This short discussion may have saved you thousands of steps over the coming years. There is no need to turn off the flow from your rinse solution when you start to prespray and then hustle back to the van to turn the flow back on.
Liquids of Powders?
Finally we get to the question of powdered rinses versus liquid rinses. Are there differences? Is one better than another?
Powders can be 100% or nearly 100% active ingredients. Liquids will include some water in which the raw materials are dissolved. Thus, powders have the potential to be more economical. You are not paying for water, although you could be paying for fillers. However, with dilution rates of 1:320, 1:500 or even greater, the savings will be rather small. Liquids have the convenience of being easy to measure and convenient with no need to spend time making sure the powder is dissolved.
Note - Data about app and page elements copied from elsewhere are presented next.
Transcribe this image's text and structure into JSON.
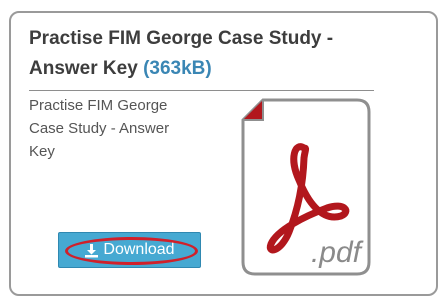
{
  "file": {
    "title": "Practise FIM George Case Study - Answer Key",
    "size": "(363kB)",
    "description": "Practise FIM George Case Study - Answer Key",
    "pdf_label": ".pdf"
  },
  "actions": {
    "download_label": "Download"
  },
  "colors": {
    "title": "#3d3d3d",
    "size_accent": "#3a86b4",
    "button_bg": "#46a9d2",
    "highlight_ring": "#d0202a",
    "pdf_red": "#b2171d"
  },
  "icons": {
    "download": "download-icon",
    "file": "pdf-file-icon"
  }
}
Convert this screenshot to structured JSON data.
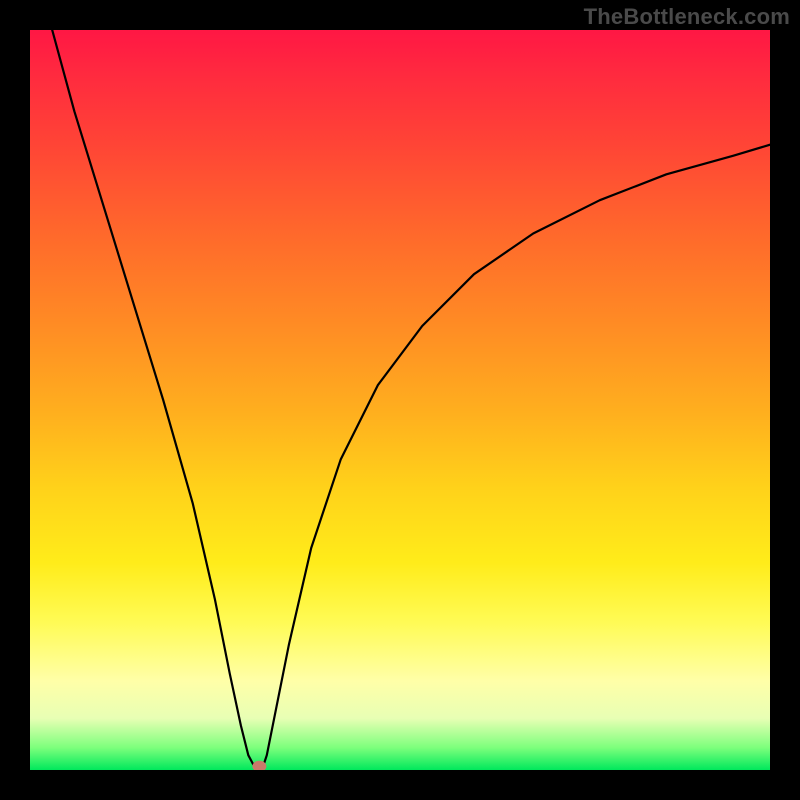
{
  "watermark": "TheBottleneck.com",
  "chart_data": {
    "type": "line",
    "title": "",
    "xlabel": "",
    "ylabel": "",
    "xlim": [
      0,
      100
    ],
    "ylim": [
      0,
      100
    ],
    "grid": false,
    "background": {
      "direction": "vertical",
      "stops": [
        {
          "pos": 0.0,
          "color": "#ff1744"
        },
        {
          "pos": 0.15,
          "color": "#ff4336"
        },
        {
          "pos": 0.4,
          "color": "#ff8c24"
        },
        {
          "pos": 0.62,
          "color": "#ffd21a"
        },
        {
          "pos": 0.8,
          "color": "#fffb55"
        },
        {
          "pos": 0.93,
          "color": "#e8ffb4"
        },
        {
          "pos": 1.0,
          "color": "#00e85c"
        }
      ]
    },
    "series": [
      {
        "name": "bottleneck-curve",
        "color": "#000000",
        "x": [
          3,
          6,
          10,
          14,
          18,
          22,
          25,
          27,
          28.5,
          29.5,
          30.3,
          31.5,
          32,
          33,
          35,
          38,
          42,
          47,
          53,
          60,
          68,
          77,
          86,
          95,
          100
        ],
        "y": [
          100,
          89,
          76,
          63,
          50,
          36,
          23,
          13,
          6,
          2,
          0.5,
          0.5,
          2,
          7,
          17,
          30,
          42,
          52,
          60,
          67,
          72.5,
          77,
          80.5,
          83,
          84.5
        ]
      }
    ],
    "markers": [
      {
        "name": "optimum-point",
        "x": 31,
        "y": 0.5,
        "color": "#c97a6a",
        "r": 6
      }
    ]
  }
}
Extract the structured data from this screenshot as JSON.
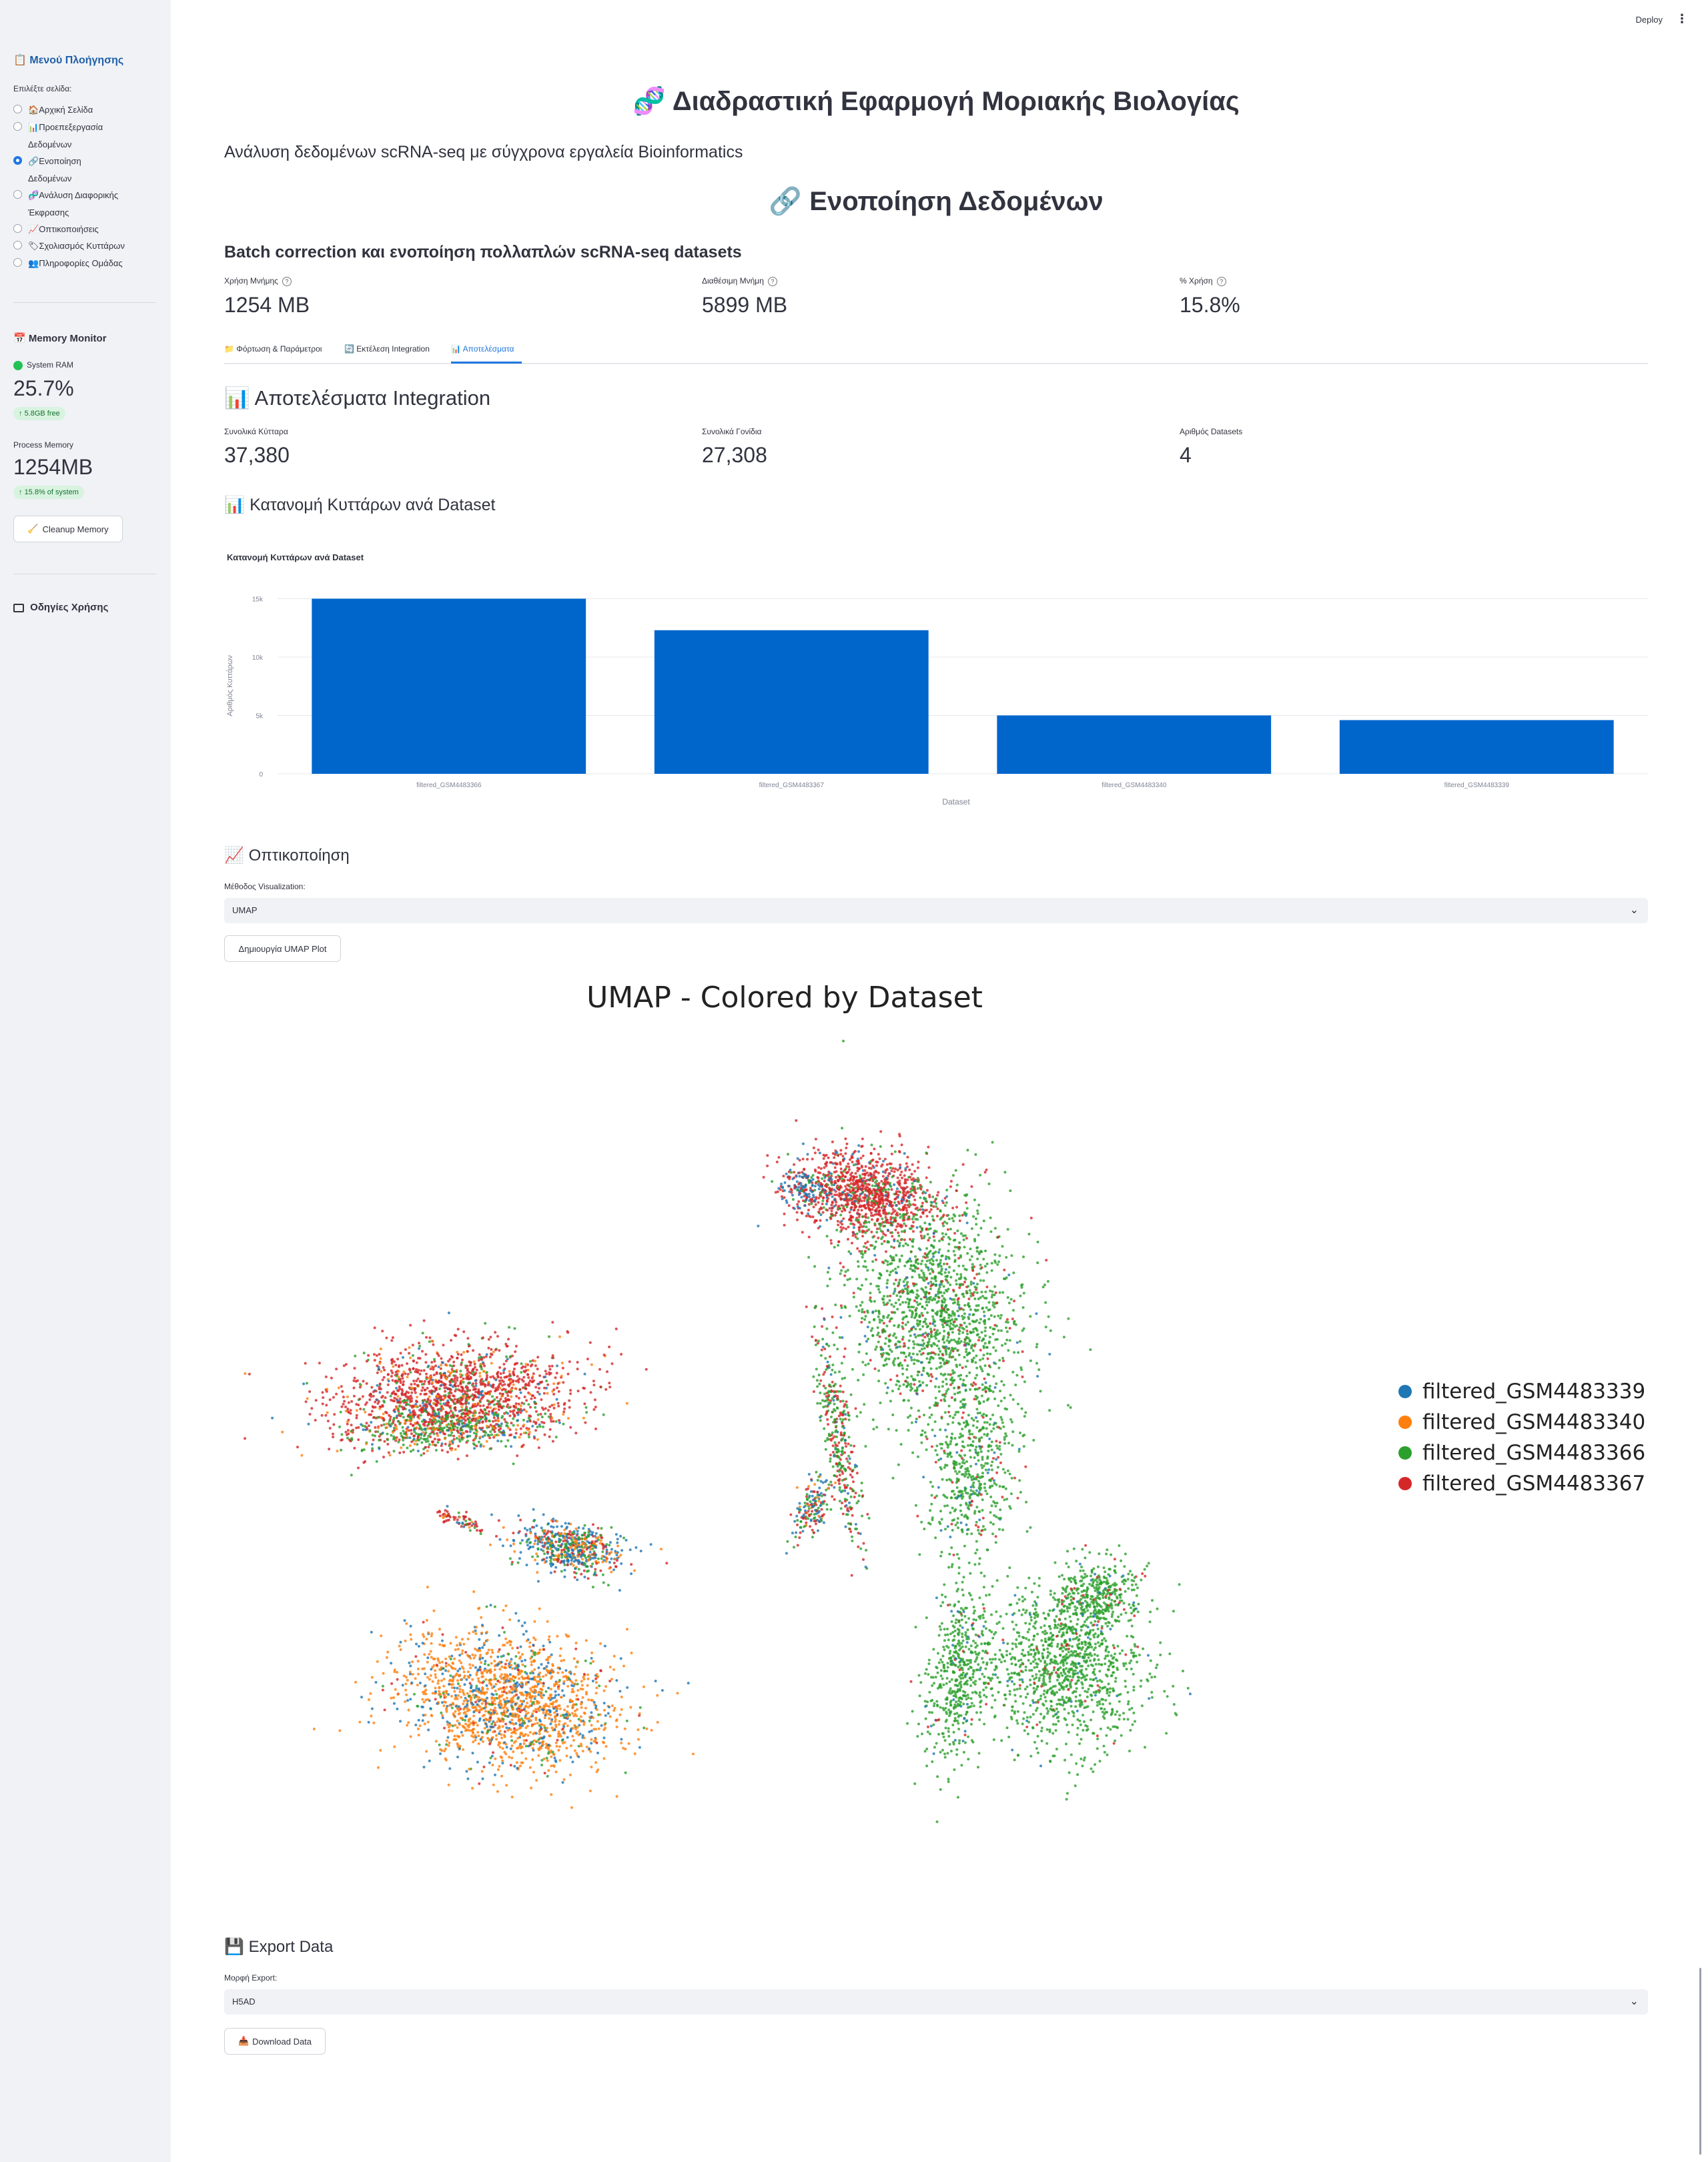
{
  "toolbar": {
    "deploy_label": "Deploy",
    "menu_icon": "⋮"
  },
  "sidebar": {
    "nav_title": "Μενού Πλοήγησης",
    "select_label": "Επιλέξτε σελίδα:",
    "items": [
      {
        "icon": "🏠",
        "label": "Αρχική Σελίδα",
        "line2": ""
      },
      {
        "icon": "📊",
        "label": "Προεπεξεργασία",
        "line2": "Δεδομένων"
      },
      {
        "icon": "🔗",
        "label": "Ενοποίηση",
        "line2": "Δεδομένων"
      },
      {
        "icon": "🧬",
        "label": "Ανάλυση Διαφορικής",
        "line2": "Έκφρασης"
      },
      {
        "icon": "📈",
        "label": "Οπτικοποιήσεις",
        "line2": ""
      },
      {
        "icon": "🏷",
        "label": "Σχολιασμός Κυττάρων",
        "line2": ""
      },
      {
        "icon": "👥",
        "label": "Πληροφορίες Ομάδας",
        "line2": ""
      }
    ],
    "selected_index": 2,
    "memory": {
      "title": "Memory Monitor",
      "system_label": "System RAM",
      "system_value": "25.7%",
      "system_delta": "5.8GB free",
      "process_label": "Process Memory",
      "process_value": "1254MB",
      "process_delta": "15.8% of system",
      "cleanup_label": "Cleanup Memory"
    },
    "guide_title": "Οδηγίες Χρήσης"
  },
  "header": {
    "app_title": "Διαδραστική Εφαρμογή Μοριακής Βιολογίας",
    "subtitle": "Ανάλυση δεδομένων scRNA-seq με σύγχρονα εργαλεία Bioinformatics",
    "page_title": "Ενοποίηση Δεδομένων",
    "page_subtitle": "Batch correction και ενοποίηση πολλαπλών scRNA-seq datasets"
  },
  "top_metrics": [
    {
      "label": "Χρήση Μνήμης",
      "value": "1254 MB"
    },
    {
      "label": "Διαθέσιμη Μνήμη",
      "value": "5899 MB"
    },
    {
      "label": "% Χρήση",
      "value": "15.8%"
    }
  ],
  "tabs": [
    {
      "icon": "📁",
      "label": "Φόρτωση & Παράμετροι"
    },
    {
      "icon": "🔄",
      "label": "Εκτέλεση Integration"
    },
    {
      "icon": "📊",
      "label": "Αποτελέσματα"
    }
  ],
  "active_tab": 2,
  "results": {
    "title": "Αποτελέσματα Integration",
    "metrics": [
      {
        "label": "Συνολικά Κύτταρα",
        "value": "37,380"
      },
      {
        "label": "Συνολικά Γονίδια",
        "value": "27,308"
      },
      {
        "label": "Αριθμός Datasets",
        "value": "4"
      }
    ],
    "dist_title": "Κατανομή Κυττάρων ανά Dataset"
  },
  "viz": {
    "title": "Οπτικοποίηση",
    "method_label": "Μέθοδος Visualization:",
    "method_value": "UMAP",
    "button_label": "Δημιουργία UMAP Plot"
  },
  "export": {
    "title": "Export Data",
    "format_label": "Μορφή Export:",
    "format_value": "H5AD",
    "download_label": "Download Data"
  },
  "chart_data": [
    {
      "type": "bar",
      "title": "Κατανομή Κυττάρων ανά Dataset",
      "xlabel": "Dataset",
      "ylabel": "Αριθμός Κυττάρων",
      "categories": [
        "filtered_GSM4483366",
        "filtered_GSM4483367",
        "filtered_GSM4483340",
        "filtered_GSM4483339"
      ],
      "values": [
        15000,
        12300,
        5000,
        4600
      ],
      "ylim": [
        0,
        16000
      ],
      "yticks": [
        0,
        5000,
        10000,
        15000
      ],
      "ytick_labels": [
        "0",
        "5k",
        "10k",
        "15k"
      ],
      "color": "#0066cc",
      "grid": true
    },
    {
      "type": "scatter",
      "title": "UMAP - Colored by Dataset",
      "legend_position": "right",
      "series": [
        {
          "name": "filtered_GSM4483339",
          "color": "#1f77b4"
        },
        {
          "name": "filtered_GSM4483340",
          "color": "#ff7f0e"
        },
        {
          "name": "filtered_GSM4483366",
          "color": "#2ca02c"
        },
        {
          "name": "filtered_GSM4483367",
          "color": "#d62728"
        }
      ],
      "axes": "hidden"
    }
  ]
}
Plus liquids won’t clump up and get hard if they absorb moisture from humid surroundings.
As a general rule (Yes, there are exceptions to the rule), powdered rinse products are alkaline emulsifiers. Why is that? Emulsifiers will contain alkaline builders. The choice to make an emulsifier a powder often stems from the raw materials available to perform well at a reasonable cost. The options for the formulator of an alkaline include several forms of phosphate and sodium which are powders. These powders can be corrosive or contribute to build-up on metal plumbing. So, a quality emulsifier will also include corrosion inhibitors.
What about the powdered choices on the acid side? Citric acid is a powder but it is known for leaving a sticky residue. Not really appropriate for a rinse product. Oxalic acid and sulfamic acid are also available as powders. But at 100% concentration, these are pretty potent and there is a possibility of damage to fibers and / or harm to technicians. If they are not used at full strength, what would be used to thin the product?
The job of making an acid side powdered rinse agent is pretty difficult, but not impossible, for the formulator. Powders can absorb a certain amount of liquid. Thus an alkaline powder may be mixed with a liquid acid to get a neutral or an acid side powder. But if one were to include too much liquid, the powder would clump.
The TruckMountForums line-up includes Ultimate Fiber Rinse, which is our star for residential rinses. It neutralizes and rinses detergent residues, provides some cleaning boost and includes anti-wicking & anti-resoiling agents.
Formula99 is an extraction emulsifier for use with truckmounts that deliver high temperatures. TMF also has a near neutral (pH of 7.8) powdered emulsifier RSF Alkaline Rinse that is safe for all fibers including wool, cotton and other natural fibers in carpet, rugs or upholstery. RSF Alkaline Rinse is 100% active ingredients and may be diluted 1:1000 or even 1:2000. Formula99 is a liquid alkaline suitable for everything from greasy restaurants to offices to homes (polyester and olefin carpet). In our rug line, Rug Smack is a neutral pH (7) cleaner specifically made for the needs of Oriental rugs as well as installed wool carpet.
Newer technology has brought us RSF Acid Rinse, which is an acidic rinse product with great cleaning ability. It delivers the best of both worlds. Being a powder, RSF Acid Rinse is also economical to ship making it a better deal to the customer.